Parliament Calls for Further Reform of the Gambling Act 2005

businessman sports betting online
The APPG’s (All-Party Parliamentary Group) chair for Gambling Related Harm, Carolyn Harris, has recently called for further reform of the Gambling Act 2005, and the UK Gambling Commission, to help improve the protection of vulnerable people from the industry.

The MP’s call for reform within the gambling sector was first made last November, demanding for a stake limit of £2 for operator’s online casino games and any new casino games in 2020.

On the 9th January, Carolyn Harris brought to attention the gambling industry’s relationship to the FA (English Football Association), criticising deals between the two and urging for more to be done by the UK government. Harris stated:
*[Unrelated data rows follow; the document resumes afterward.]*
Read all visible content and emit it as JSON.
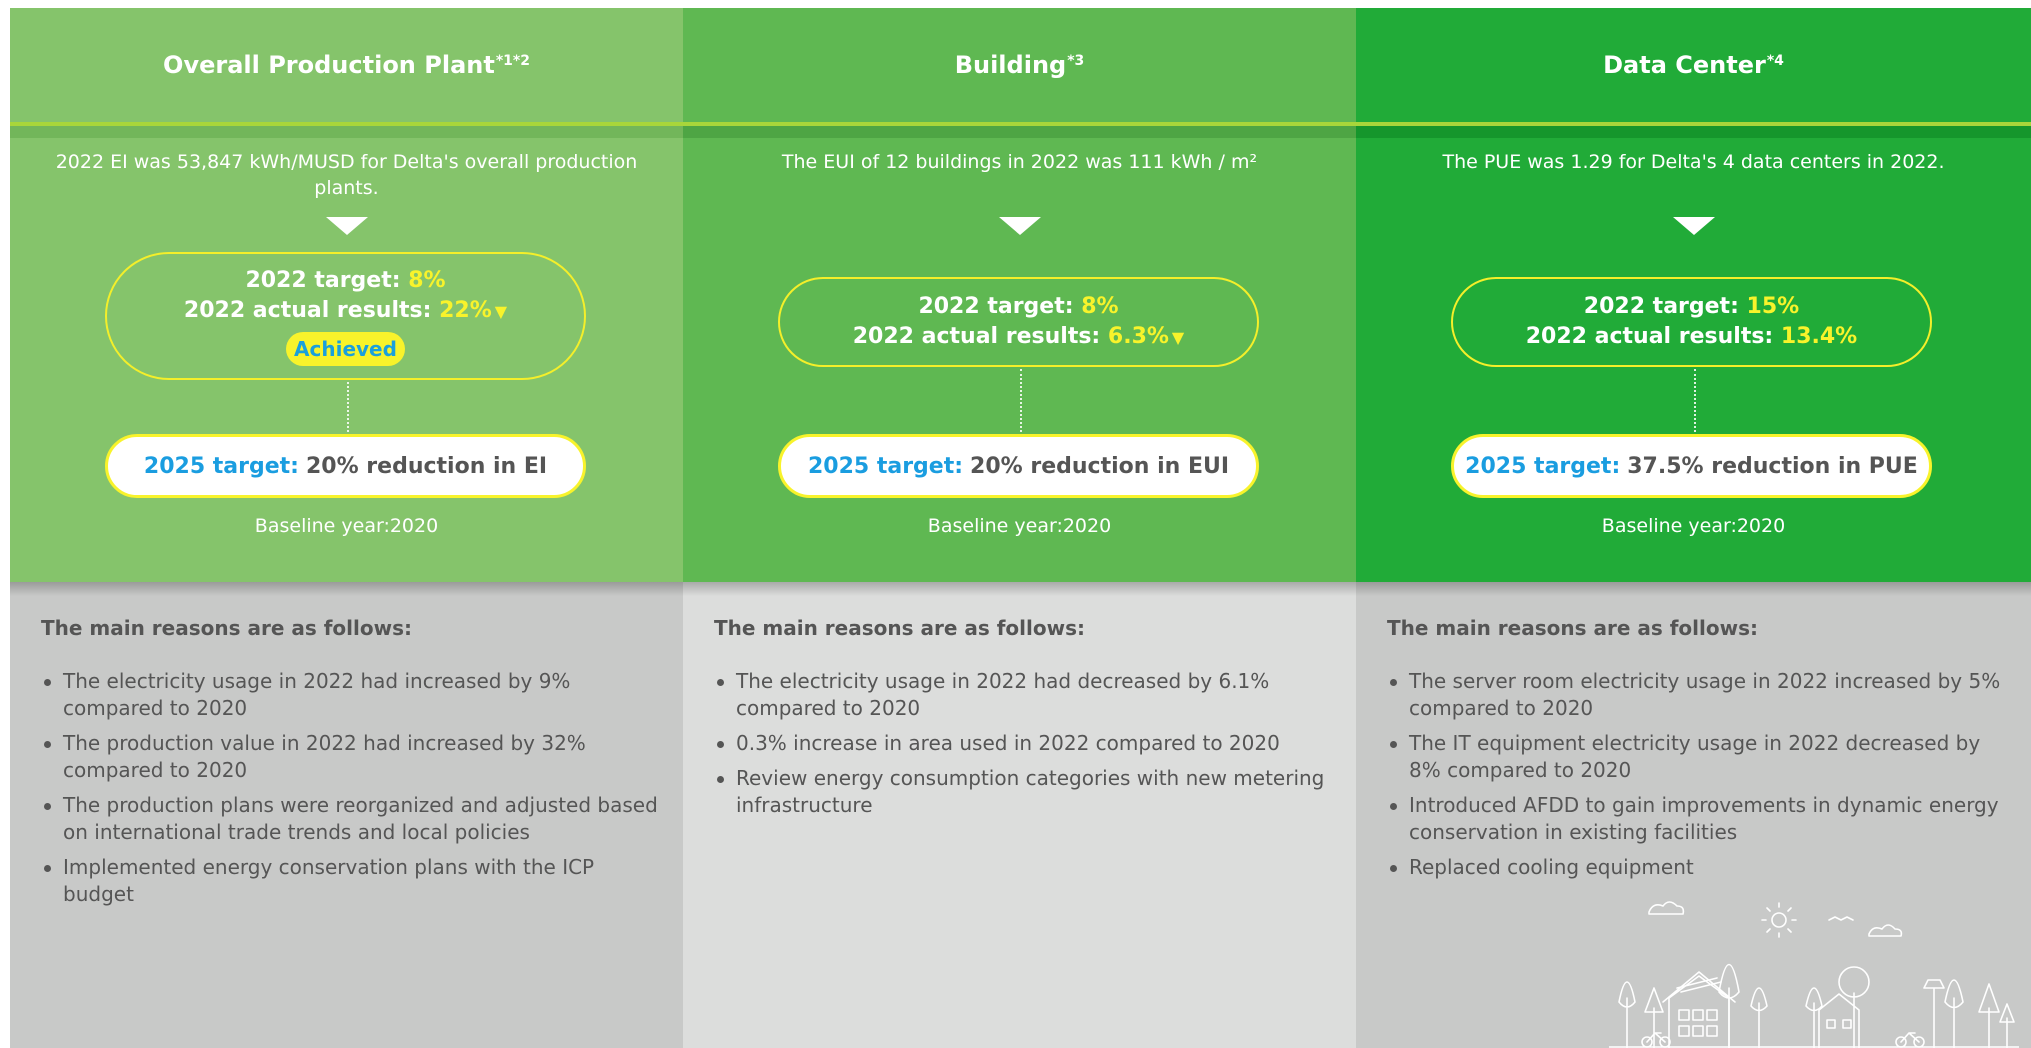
{
  "columns": [
    {
      "title": "Overall Production Plant",
      "title_sup": "*1*2",
      "description": "2022 EI was 53,847 kWh/MUSD for Delta's overall production plants.",
      "target_label": "2022 target:",
      "target_value": "8%",
      "actual_label": "2022 actual results:",
      "actual_value": "22%",
      "trend_icon": "down-triangle-icon",
      "badge": "Achieved",
      "goal_label": "2025 target:",
      "goal_text": "20% reduction in EI",
      "baseline": "Baseline year:2020",
      "reasons_title": "The main reasons are as follows:",
      "reasons": [
        "The electricity usage in 2022 had increased by 9% compared to 2020",
        "The production value in 2022 had increased by 32% compared to 2020",
        "The production plans were reorganized and adjusted based on international trade trends and local policies",
        "Implemented energy conservation plans with the ICP budget"
      ]
    },
    {
      "title": "Building",
      "title_sup": "*3",
      "description": "The EUI of 12 buildings in 2022 was 111 kWh / m²",
      "target_label": "2022 target:",
      "target_value": "8%",
      "actual_label": "2022 actual results:",
      "actual_value": "6.3%",
      "trend_icon": "down-triangle-icon",
      "goal_label": "2025 target:",
      "goal_text": "20% reduction in EUI",
      "baseline": "Baseline year:2020",
      "reasons_title": "The main reasons are as follows:",
      "reasons": [
        "The electricity usage in 2022 had decreased by 6.1% compared to 2020",
        "0.3% increase in area used in 2022 compared to 2020",
        "Review energy consumption categories with new metering infrastructure"
      ]
    },
    {
      "title": "Data Center",
      "title_sup": "*4",
      "description": "The PUE was 1.29 for Delta's 4 data centers in 2022.",
      "target_label": "2022 target:",
      "target_value": "15%",
      "actual_label": "2022 actual results:",
      "actual_value": "13.4%",
      "goal_label": "2025 target:",
      "goal_text": "37.5% reduction in PUE",
      "baseline": "Baseline year:2020",
      "reasons_title": "The main reasons are as follows:",
      "reasons": [
        "The server room electricity usage in 2022 increased by 5% compared to 2020",
        "The IT equipment electricity usage in 2022 decreased by 8% compared to 2020",
        "Introduced AFDD to gain improvements in dynamic energy conservation in existing facilities",
        "Replaced cooling equipment"
      ],
      "illustration_icon": "city-illustration-icon"
    }
  ],
  "colors": {
    "production_green": "#85c46b",
    "building_green": "#5fb852",
    "datacenter_green": "#21ab38",
    "highlight_yellow": "#f8f32b",
    "target_blue": "#1a9de0",
    "text_gray": "#555555"
  }
}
“Everything about the deal is shameful, everything about it needs to be dealt with and everything about the Gambling Act 2005 need reform. The Gambling Commission certainly needs reform.”

Harris further commented “I thank the Prime Minister for his comments, but I urge the Government to do more to protect vulnerable people.”

Many players are enticed by offers of free spins, no deposits and until now, have been able to use credit cards to deposit money for betting. (Source: CasinoViking UK)

Harris also made comments on how problem gambling “should be treated as a public health crisis” and that whilst it seemed the FA was beginning to distance itself from the gambling sector by ending its sponsorship with Ladbrokes, its 2017 deal with IMG was evidence to the contrary.

sports betting on smartphone with credit card

Online gambling operators have recently been streaming FA Cup games, with site users only able to access the games once they had either deposited money or made a bet.

The FA has been criticised for its relationship with the gambling sector, with the deal between the IMG agency and the FA enabling IMG to sell footage of the games to operators. This deal is said to last until 2024.

Nigel Adams (Minister for Sport, Media and Creative Industries), responded to Harris’s comments, stating that “The Government are also very angry about this arrangement, especially after a weekend when the FA worthily highlighted its Heads Together mental health campaign.”

“I have spoken at some length to the FA since this broke. The arrangement has been in place for some time; the 2017 contract was a rollover of a deal. The Government have asked the Football Association to look at all avenues to review this element of its broadcasting agreement.”

Adams further commented that the FA have been asked to review the deal “to see what opportunities there are to rescind this particular element”, and that he is meeting with the FA in the next week.



Bytestart Limited

Comments are closed.